The news is shocking but does not come as a complete surprise. It is also, it seems, not particularly due to the mood that exists after the atrocities of the Paris attacks on November 13th. This may account for just a one or two percent higher vote.
Support for the FN has been growing under the leadership of Marine le Pen in 2011. She has taken it onto a more populist tack than her father, Jean-Marie Le Pen, who was an outright defender of the heinous policies and crimes of fascism. Over 28% for the FN in this election is more than double the 13.6% in the last parliamentary election in 2012. (Because of the vagaries of the French electoral constituencies, it still has only two representatives in the country’s Assembly.)

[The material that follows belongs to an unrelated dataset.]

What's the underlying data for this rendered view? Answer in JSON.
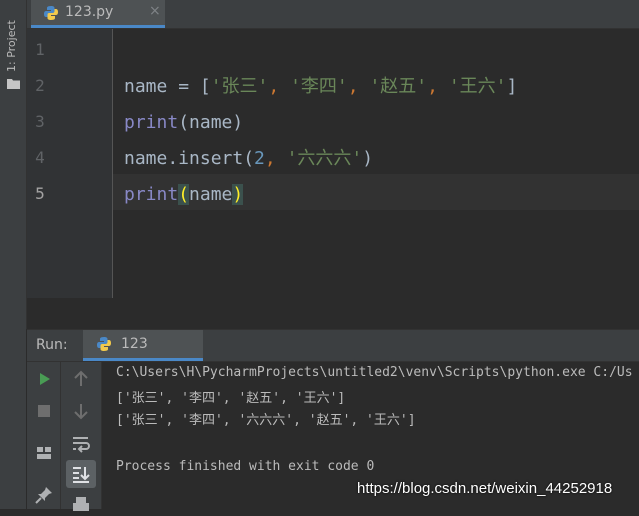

The prospect now, after the second round next Sunday, is of the FN taking control in at least two regions – the run-down industrial area of Nord Pas de Calais and in the rich Southern region where the more extreme Marion Marechal-Le Pen heads the FN list. While the FN is patently racist, it declares it is not against immigrants…as long as they are French and respect the French traditions. They have been against the European Union and speak in favour of homes and jobs…for the French.
The FN has been able to make gains against both the ruling PS and the traditional right of Sarkozy’s Party – the UMP, now known as the Republican Party (PR). In spite of a certain rise in the personal popularity of President Hollande, Sunday’s vote indicates a collapse for his party. The PS has withdrawn from the second round in the two most threatened regions. It is proposing a ‘grand coalition’ with the ‘traditional’ right PR to try and block the FN from taking the reins of power in any region. The same proposal will no doubt arise when it comes to the presidential election in 2017, in which it is feared the FN will score another high vote.
The PR has declared opposition to such a deal, fearing further loss of support by any association with the crisis- ridden government of Hollande and Valls. The vote for these two parties might have fallen even further if it was not for the fact that the repressive and nationalistic policies they advocated after the Paris atrocities left the FN little more to say on the issue.
The big vote for the far-right party is partially a protest vote, in the absence of forces on the left with a coherent alternative to the cuts and job losses of the incumbent parties. Abstention amongst those who say they are close to the left was in the region of 47%. The involvement of the ‘Communists’ of the PCF in government decisions means it has not been able to put up a serious opposition on behalf of workers and young people. Marine le Pen has often shown support for the problems of workers, though not necessarily for their struggles, with the FN calling workers at Air France ‘hooligans’.
They have, for nationalistic reasons, backed industries like transport being in the hands of the state. The main danger inherent in the present developments is that the FN can consolidate its support.
The major trade union federation, the CGT, linked with the ‘Communist’ Party of France, was pressed from below not to accept the prolongation of the state of emergency and ban on demonstrations after the horrific killings in Paris. (The PCF deputies had supported the prolongation in the Assembly.) The CGT membership saw it as a one-sided declaration of a truce in the struggle with the bosses and the government who continue with their attacks. The federation leaders felt compelled to call a national day of action for last Wednesday, 2 December, against the sackings at Air France and attacks trade union rights and conditions in the workplaces.
There is considerable anger building up amongst workers and young people on a number of important issues which can explode at any time. There could be outbursts of protest in the schools against the National Front’s successes and in the factories against the arrogance of the bosses. The vote last Sunday and the level of abstentions amongst workers (62%) and young people (62%) is a condemnation of the failure of the parties of the traditional ‘left’ and ‘right’ to offer any solution to the problems which anger them. Abstention amongst those who say they are close to the left was in the region of 47%. Only the older generation, the pensioners, turned out in force – 67%.
The Left Front, consisting of Melenchon’s Parti de Gauche, the PCF, some ecologists and others – has all but collapsed. It has not been able to put up any coherent opposition to the policies of the government at national or local level. Gauche Revolutionnaire (the CWI in France) has consistently argued that the only way to defeat the right and prevent the rise of the FN is with a mass campaign against austerity, job cuts and racism. The NF has stolen the clothes of the left as well as the right and prospered. The workers’ movement must reclaim and revive the ‘traditional’ programme of struggle and socialism in France.